• Exercise objective: For each line below, print it again exactly as shown.

--- Material to process Enclosed Below ---

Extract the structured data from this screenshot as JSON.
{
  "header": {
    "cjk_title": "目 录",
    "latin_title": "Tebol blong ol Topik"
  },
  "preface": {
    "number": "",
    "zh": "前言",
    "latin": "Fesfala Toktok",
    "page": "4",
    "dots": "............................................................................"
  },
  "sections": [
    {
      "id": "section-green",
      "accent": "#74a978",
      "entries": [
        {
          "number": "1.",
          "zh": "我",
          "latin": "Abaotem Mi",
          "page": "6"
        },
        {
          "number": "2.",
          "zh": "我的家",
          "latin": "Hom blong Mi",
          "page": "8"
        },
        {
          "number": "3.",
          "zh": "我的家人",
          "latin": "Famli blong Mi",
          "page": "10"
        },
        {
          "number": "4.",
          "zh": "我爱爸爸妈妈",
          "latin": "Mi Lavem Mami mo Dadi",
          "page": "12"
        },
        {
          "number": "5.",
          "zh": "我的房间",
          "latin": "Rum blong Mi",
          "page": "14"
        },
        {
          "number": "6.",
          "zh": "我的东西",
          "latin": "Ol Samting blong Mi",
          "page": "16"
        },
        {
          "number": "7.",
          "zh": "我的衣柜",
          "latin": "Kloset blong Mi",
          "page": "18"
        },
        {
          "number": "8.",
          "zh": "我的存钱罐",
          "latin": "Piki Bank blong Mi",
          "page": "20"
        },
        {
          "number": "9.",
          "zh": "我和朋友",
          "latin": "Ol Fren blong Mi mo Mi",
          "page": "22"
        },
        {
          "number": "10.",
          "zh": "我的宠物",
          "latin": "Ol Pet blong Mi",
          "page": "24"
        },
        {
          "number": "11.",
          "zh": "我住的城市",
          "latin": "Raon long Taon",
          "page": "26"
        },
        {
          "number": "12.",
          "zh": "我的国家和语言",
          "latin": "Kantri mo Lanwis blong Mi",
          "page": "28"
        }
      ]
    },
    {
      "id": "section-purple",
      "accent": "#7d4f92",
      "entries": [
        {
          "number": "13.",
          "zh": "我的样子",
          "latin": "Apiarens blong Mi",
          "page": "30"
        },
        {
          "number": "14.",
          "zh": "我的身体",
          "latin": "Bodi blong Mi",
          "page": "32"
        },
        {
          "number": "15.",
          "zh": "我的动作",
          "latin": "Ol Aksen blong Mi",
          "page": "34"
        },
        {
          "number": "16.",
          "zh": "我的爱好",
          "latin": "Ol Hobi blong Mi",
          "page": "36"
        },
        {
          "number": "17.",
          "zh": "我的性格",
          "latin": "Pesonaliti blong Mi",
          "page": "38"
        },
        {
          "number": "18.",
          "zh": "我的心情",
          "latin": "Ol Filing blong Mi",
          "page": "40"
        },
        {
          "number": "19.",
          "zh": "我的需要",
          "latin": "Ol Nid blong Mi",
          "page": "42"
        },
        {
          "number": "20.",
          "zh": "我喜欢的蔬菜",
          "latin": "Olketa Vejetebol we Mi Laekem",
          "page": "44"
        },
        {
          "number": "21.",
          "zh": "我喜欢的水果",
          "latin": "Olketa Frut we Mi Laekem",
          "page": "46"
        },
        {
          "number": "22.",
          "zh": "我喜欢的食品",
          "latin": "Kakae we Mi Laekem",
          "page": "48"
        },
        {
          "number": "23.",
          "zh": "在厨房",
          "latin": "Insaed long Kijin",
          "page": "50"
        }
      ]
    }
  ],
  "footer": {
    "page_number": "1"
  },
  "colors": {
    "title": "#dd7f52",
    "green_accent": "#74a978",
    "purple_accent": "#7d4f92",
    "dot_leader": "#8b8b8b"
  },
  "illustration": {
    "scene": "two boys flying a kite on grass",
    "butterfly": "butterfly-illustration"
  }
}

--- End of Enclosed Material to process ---

• Task result:
Extract the structured data from this screenshot as JSON.
{
  "header": {
    "cjk_title": "目 录",
    "latin_title": "Tebol blong ol Topik"
  },
  "preface": {
    "number": "",
    "zh": "前言",
    "latin": "Fesfala Toktok",
    "page": "4",
    "dots": "............................................................................"
  },
  "sections": [
    {
      "id": "section-green",
      "accent": "#74a978",
      "entries": [
        {
          "number": "1.",
          "zh": "我",
          "latin": "Abaotem Mi",
          "page": "6"
        },
        {
          "number": "2.",
          "zh": "我的家",
          "latin": "Hom blong Mi",
          "page": "8"
        },
        {
          "number": "3.",
          "zh": "我的家人",
          "latin": "Famli blong Mi",
          "page": "10"
        },
        {
          "number": "4.",
          "zh": "我爱爸爸妈妈",
          "latin": "Mi Lavem Mami mo Dadi",
          "page": "12"
        },
        {
          "number": "5.",
          "zh": "我的房间",
          "latin": "Rum blong Mi",
          "page": "14"
        },
        {
          "number": "6.",
          "zh": "我的东西",
          "latin": "Ol Samting blong Mi",
          "page": "16"
        },
        {
          "number": "7.",
          "zh": "我的衣柜",
          "latin": "Kloset blong Mi",
          "page": "18"
        },
        {
          "number": "8.",
          "zh": "我的存钱罐",
          "latin": "Piki Bank blong Mi",
          "page": "20"
        },
        {
          "number": "9.",
          "zh": "我和朋友",
          "latin": "Ol Fren blong Mi mo Mi",
          "page": "22"
        },
        {
          "number": "10.",
          "zh": "我的宠物",
          "latin": "Ol Pet blong Mi",
          "page": "24"
        },
        {
          "number": "11.",
          "zh": "我住的城市",
          "latin": "Raon long Taon",
          "page": "26"
        },
        {
          "number": "12.",
          "zh": "我的国家和语言",
          "latin": "Kantri mo Lanwis blong Mi",
          "page": "28"
        }
      ]
    },
    {
      "id": "section-purple",
      "accent": "#7d4f92",
      "entries": [
        {
          "number": "13.",
          "zh": "我的样子",
          "latin": "Apiarens blong Mi",
          "page": "30"
        },
        {
          "number": "14.",
          "zh": "我的身体",
          "latin": "Bodi blong Mi",
          "page": "32"
        },
        {
          "number": "15.",
          "zh": "我的动作",
          "latin": "Ol Aksen blong Mi",
          "page": "34"
        },
        {
          "number": "16.",
          "zh": "我的爱好",
          "latin": "Ol Hobi blong Mi",
          "page": "36"
        },
        {
          "number": "17.",
          "zh": "我的性格",
          "latin": "Pesonaliti blong Mi",
          "page": "38"
        },
        {
          "number": "18.",
          "zh": "我的心情",
          "latin": "Ol Filing blong Mi",
          "page": "40"
        },
        {
          "number": "19.",
          "zh": "我的需要",
          "latin": "Ol Nid blong Mi",
          "page": "42"
        },
        {
          "number": "20.",
          "zh": "我喜欢的蔬菜",
          "latin": "Olketa Vejetebol we Mi Laekem",
          "page": "44"
        },
        {
          "number": "21.",
          "zh": "我喜欢的水果",
          "latin": "Olketa Frut we Mi Laekem",
          "page": "46"
        },
        {
          "number": "22.",
          "zh": "我喜欢的食品",
          "latin": "Kakae we Mi Laekem",
          "page": "48"
        },
        {
          "number": "23.",
          "zh": "在厨房",
          "latin": "Insaed long Kijin",
          "page": "50"
        }
      ]
    }
  ],
  "footer": {
    "page_number": "1"
  },
  "colors": {
    "title": "#dd7f52",
    "green_accent": "#74a978",
    "purple_accent": "#7d4f92",
    "dot_leader": "#8b8b8b"
  },
  "illustration": {
    "scene": "two boys flying a kite on grass",
    "butterfly": "butterfly-illustration"
  }
}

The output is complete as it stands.